It seems like an extremely prescient twist of genetic fate: A mutation that confers HIV resistance became common in Europe centuries before the AIDS epidemic. The reason the mutation persisted, it's long seemed, is that it protected people from bubonic plague. But mathematical modeling reported online this week in the Proceedings of the National Academy of Sciences suggests that the real root of resistance is another scourge of the Middle Ages, smallpox.
About 10% of Europeans carry a mutation that gives them resistance to HIV infection by deleting the virus's target on immune cells, a protein called the CCR5 chemokine receptor. Because the mutation is thought to have popped up 700 years ago, long before AIDS appeared, biologists have assumed that the mutation confers resistance to a second pathogen, Yersinia pestis, which killed up to 40% of Europeans in the 14th century. The mutation would survive in the population because it would protect carriers from subsequent outbreaks of plague.

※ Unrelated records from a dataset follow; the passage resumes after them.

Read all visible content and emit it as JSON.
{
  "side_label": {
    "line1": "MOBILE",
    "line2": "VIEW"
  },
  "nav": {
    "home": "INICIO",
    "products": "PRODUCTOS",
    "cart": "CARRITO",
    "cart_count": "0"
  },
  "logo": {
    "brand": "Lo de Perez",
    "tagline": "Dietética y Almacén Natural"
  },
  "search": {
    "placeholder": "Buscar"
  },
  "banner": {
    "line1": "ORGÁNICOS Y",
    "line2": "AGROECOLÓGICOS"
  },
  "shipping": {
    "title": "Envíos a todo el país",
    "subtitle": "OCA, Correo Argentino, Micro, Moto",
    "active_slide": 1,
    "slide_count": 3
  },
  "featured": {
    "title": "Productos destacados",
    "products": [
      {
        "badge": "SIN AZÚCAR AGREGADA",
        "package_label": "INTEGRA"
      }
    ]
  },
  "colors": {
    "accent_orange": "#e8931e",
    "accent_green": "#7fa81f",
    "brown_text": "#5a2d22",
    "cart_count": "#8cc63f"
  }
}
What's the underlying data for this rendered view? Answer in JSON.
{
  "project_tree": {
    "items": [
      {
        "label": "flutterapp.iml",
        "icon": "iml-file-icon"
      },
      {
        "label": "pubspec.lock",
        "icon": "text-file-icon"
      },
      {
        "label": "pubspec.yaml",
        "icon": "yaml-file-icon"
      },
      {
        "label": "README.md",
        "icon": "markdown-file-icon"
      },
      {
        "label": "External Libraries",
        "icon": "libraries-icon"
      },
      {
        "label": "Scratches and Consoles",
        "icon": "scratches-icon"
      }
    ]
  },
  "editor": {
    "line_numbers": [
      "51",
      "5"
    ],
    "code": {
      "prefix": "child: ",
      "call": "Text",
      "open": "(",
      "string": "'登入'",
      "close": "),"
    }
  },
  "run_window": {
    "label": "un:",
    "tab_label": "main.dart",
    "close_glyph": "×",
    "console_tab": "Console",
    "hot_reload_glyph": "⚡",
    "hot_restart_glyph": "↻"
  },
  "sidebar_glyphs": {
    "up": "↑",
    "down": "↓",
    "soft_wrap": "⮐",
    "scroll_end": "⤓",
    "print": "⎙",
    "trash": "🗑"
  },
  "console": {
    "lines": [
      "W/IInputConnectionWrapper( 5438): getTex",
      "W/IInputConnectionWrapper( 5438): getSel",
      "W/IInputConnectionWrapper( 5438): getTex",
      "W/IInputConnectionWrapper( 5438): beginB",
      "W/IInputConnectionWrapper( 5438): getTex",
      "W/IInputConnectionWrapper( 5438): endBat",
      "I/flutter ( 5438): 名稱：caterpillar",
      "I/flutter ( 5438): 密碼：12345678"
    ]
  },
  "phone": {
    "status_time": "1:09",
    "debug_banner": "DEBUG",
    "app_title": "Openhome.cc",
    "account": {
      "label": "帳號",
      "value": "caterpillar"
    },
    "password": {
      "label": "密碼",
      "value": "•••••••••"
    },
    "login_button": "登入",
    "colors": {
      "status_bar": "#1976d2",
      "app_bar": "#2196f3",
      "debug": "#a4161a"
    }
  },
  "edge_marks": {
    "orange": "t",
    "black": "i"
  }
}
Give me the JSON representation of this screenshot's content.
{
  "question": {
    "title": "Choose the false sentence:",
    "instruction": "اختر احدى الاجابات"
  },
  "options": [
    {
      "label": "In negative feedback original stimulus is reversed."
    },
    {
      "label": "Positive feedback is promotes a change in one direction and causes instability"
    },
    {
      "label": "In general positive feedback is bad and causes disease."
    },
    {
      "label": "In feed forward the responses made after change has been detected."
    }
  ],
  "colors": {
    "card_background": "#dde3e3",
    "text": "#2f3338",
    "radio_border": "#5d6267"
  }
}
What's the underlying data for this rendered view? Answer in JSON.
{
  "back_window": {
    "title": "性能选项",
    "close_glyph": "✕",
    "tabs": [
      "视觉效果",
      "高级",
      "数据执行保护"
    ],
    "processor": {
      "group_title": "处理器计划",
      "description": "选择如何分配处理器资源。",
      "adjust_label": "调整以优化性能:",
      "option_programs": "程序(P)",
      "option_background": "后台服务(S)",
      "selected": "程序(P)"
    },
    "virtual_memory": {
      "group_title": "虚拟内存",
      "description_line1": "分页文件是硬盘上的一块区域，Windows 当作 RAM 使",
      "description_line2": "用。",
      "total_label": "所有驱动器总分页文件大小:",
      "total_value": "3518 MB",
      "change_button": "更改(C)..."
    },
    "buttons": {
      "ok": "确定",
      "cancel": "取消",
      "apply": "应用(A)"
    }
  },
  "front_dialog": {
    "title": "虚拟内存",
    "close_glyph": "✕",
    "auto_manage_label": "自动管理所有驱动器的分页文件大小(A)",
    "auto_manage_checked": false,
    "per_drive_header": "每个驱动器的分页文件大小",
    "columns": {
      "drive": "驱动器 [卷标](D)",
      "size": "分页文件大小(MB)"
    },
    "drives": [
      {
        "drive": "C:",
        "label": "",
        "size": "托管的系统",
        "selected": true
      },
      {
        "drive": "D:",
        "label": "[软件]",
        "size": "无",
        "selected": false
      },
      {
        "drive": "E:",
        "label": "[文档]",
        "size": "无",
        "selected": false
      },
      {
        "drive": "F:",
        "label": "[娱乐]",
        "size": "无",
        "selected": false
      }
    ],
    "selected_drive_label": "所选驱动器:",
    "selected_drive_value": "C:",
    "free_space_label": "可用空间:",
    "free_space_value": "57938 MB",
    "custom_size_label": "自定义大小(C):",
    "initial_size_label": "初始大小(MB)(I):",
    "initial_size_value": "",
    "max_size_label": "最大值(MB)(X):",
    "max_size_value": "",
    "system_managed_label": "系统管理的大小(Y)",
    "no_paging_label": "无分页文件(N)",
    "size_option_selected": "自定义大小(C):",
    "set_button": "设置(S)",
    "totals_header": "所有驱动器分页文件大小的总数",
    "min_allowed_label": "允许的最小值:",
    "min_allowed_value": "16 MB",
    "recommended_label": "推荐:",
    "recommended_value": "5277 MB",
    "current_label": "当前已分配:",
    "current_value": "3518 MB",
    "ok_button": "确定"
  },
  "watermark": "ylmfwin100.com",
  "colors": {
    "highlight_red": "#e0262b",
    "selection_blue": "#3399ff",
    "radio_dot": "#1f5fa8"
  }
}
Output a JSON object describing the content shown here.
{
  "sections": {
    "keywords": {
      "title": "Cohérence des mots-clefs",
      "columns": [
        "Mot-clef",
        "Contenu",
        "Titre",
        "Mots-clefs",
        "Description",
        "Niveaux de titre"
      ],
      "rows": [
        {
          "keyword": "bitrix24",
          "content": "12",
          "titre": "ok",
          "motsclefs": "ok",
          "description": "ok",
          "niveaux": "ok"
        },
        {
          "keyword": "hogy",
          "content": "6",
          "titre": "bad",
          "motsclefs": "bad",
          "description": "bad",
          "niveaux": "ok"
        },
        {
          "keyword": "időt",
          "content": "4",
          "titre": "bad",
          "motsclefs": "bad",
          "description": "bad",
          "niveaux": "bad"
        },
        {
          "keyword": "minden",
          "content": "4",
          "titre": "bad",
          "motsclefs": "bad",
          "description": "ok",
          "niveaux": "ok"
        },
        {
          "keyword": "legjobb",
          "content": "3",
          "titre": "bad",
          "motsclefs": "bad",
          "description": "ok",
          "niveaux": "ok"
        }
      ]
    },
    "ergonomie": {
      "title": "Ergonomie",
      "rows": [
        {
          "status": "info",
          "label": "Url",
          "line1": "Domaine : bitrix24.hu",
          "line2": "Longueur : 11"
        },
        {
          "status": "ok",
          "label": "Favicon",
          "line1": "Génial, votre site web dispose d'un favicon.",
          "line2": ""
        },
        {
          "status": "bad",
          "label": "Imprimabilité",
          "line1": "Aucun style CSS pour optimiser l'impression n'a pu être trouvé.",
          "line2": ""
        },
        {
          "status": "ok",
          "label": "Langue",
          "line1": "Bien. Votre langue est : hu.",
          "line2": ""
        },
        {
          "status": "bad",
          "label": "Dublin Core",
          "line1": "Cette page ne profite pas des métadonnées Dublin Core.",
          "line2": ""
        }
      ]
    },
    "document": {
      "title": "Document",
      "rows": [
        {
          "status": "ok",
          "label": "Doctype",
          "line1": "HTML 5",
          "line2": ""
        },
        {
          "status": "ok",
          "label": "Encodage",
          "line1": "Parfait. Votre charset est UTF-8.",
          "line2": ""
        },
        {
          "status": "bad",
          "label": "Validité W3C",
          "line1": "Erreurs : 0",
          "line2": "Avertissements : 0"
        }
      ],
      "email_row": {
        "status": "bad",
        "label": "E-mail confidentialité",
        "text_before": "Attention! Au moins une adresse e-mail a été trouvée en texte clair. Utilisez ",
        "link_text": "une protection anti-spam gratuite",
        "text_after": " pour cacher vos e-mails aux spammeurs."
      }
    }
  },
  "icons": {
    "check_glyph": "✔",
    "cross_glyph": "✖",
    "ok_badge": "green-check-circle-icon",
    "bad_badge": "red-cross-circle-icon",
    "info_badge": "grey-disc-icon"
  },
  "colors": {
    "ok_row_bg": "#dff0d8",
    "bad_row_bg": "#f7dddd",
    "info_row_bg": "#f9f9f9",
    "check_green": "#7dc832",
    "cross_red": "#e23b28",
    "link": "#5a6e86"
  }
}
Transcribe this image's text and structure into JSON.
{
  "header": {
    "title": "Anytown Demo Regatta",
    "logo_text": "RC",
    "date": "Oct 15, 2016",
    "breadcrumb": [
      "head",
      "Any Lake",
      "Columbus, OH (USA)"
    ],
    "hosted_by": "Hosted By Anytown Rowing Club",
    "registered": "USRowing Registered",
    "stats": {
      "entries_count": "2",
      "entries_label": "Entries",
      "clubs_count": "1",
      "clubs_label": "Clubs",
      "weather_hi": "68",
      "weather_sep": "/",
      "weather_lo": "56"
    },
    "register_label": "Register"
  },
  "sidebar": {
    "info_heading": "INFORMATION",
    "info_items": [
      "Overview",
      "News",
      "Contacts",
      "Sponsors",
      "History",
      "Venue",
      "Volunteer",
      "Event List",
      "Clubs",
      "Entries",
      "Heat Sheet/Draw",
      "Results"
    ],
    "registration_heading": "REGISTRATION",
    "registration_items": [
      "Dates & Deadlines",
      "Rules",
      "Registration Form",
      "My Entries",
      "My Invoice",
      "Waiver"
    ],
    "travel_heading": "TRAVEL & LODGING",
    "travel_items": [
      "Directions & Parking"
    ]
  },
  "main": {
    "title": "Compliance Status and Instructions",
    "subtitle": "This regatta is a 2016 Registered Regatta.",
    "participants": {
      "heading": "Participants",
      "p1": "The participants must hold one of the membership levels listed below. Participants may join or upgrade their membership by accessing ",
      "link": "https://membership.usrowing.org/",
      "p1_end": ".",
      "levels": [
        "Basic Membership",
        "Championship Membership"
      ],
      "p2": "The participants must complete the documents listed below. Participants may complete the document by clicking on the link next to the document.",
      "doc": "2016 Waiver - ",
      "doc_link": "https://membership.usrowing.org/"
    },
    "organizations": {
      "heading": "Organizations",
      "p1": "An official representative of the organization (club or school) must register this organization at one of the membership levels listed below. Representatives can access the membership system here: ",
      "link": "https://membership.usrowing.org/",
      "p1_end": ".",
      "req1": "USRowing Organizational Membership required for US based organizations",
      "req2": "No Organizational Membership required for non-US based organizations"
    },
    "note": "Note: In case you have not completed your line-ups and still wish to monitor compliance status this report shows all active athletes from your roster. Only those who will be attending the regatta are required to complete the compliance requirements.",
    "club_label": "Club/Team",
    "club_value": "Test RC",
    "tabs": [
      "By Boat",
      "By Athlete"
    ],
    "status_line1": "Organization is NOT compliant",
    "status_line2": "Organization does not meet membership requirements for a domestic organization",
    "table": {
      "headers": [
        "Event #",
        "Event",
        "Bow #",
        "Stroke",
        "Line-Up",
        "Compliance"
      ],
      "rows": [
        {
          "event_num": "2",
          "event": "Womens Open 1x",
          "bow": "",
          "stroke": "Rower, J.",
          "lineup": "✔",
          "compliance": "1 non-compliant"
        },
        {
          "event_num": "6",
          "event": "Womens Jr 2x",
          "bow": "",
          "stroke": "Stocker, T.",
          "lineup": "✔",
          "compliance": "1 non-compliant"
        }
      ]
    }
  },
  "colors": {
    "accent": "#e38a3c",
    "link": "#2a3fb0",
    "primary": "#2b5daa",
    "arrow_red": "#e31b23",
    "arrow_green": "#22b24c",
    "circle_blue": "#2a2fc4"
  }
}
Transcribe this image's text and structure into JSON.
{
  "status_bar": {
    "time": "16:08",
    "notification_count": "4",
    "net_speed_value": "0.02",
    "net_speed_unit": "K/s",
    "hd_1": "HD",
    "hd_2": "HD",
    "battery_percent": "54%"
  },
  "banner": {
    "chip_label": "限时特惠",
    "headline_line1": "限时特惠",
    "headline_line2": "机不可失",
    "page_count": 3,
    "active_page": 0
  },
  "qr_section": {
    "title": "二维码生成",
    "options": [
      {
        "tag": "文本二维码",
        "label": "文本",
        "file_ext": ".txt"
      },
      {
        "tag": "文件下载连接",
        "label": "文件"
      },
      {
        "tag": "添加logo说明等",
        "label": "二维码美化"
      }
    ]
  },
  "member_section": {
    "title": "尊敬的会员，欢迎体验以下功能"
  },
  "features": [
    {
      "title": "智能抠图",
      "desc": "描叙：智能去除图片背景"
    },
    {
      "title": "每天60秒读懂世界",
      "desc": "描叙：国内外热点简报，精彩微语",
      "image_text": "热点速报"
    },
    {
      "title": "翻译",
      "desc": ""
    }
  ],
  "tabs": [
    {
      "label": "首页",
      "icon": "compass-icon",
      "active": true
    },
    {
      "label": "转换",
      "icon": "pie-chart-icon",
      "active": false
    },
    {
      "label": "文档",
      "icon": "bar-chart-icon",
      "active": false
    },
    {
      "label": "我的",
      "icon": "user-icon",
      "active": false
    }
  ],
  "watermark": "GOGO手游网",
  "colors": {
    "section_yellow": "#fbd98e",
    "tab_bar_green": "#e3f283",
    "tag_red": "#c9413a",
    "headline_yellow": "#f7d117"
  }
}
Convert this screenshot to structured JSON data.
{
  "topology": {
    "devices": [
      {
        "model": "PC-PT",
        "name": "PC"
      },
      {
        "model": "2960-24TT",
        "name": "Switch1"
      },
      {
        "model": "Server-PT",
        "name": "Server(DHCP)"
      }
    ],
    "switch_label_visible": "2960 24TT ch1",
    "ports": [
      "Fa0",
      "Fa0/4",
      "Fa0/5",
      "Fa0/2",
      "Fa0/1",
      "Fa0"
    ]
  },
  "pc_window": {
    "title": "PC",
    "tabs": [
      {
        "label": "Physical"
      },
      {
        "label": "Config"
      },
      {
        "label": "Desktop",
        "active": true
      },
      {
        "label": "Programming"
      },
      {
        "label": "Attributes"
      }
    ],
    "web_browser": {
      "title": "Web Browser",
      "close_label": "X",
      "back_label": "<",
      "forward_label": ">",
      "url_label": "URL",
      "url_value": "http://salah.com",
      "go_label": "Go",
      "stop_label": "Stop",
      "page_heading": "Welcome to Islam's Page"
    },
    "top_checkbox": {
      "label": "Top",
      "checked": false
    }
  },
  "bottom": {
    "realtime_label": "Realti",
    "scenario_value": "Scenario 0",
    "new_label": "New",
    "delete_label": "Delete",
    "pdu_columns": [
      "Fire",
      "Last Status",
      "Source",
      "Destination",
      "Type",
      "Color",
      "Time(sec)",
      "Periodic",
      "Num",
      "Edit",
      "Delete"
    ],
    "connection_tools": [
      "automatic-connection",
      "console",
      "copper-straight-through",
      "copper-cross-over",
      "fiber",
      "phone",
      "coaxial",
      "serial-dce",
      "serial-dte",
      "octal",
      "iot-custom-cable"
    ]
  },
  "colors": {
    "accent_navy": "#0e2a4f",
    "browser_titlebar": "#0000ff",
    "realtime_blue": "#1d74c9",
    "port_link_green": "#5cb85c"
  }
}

But calculations by Alison Galvani and Montgomery Slatkin, population geneticists at the University of California, Berkeley, indicate that Yersinia didn't keep the mutation in the gene pool. Although bubonic plague did kill more Europeans in a shorter period of time than any other disease, Galvani and Slatkin's mathematical model indicates that outbreaks were too rare to have made the CCR5 mutation as common as it is. But smallpox, which has infected Europeans for at least 2000 years, has racked up far more death than the plague. And smallpox is viciously talented at favoring the mutation: Unlike the plague, it predominantly kills children, preventing the nonresistant gene from being passed on. Galvani and Slatkin also argue that the smallpox virus makes better biological sense because it infects immune cells in a similar way as HIV does.
The case is compelling, says Michael Stumpf, a mathematical biologist at Imperial College, London. “The original link between HIV and Yersinia pestis has been rather circumstantial,” says Stumpf, because the origin of the CCR5 mutation “happened to fall into the time of the plague.” However, he says, the mutation could actually be much older.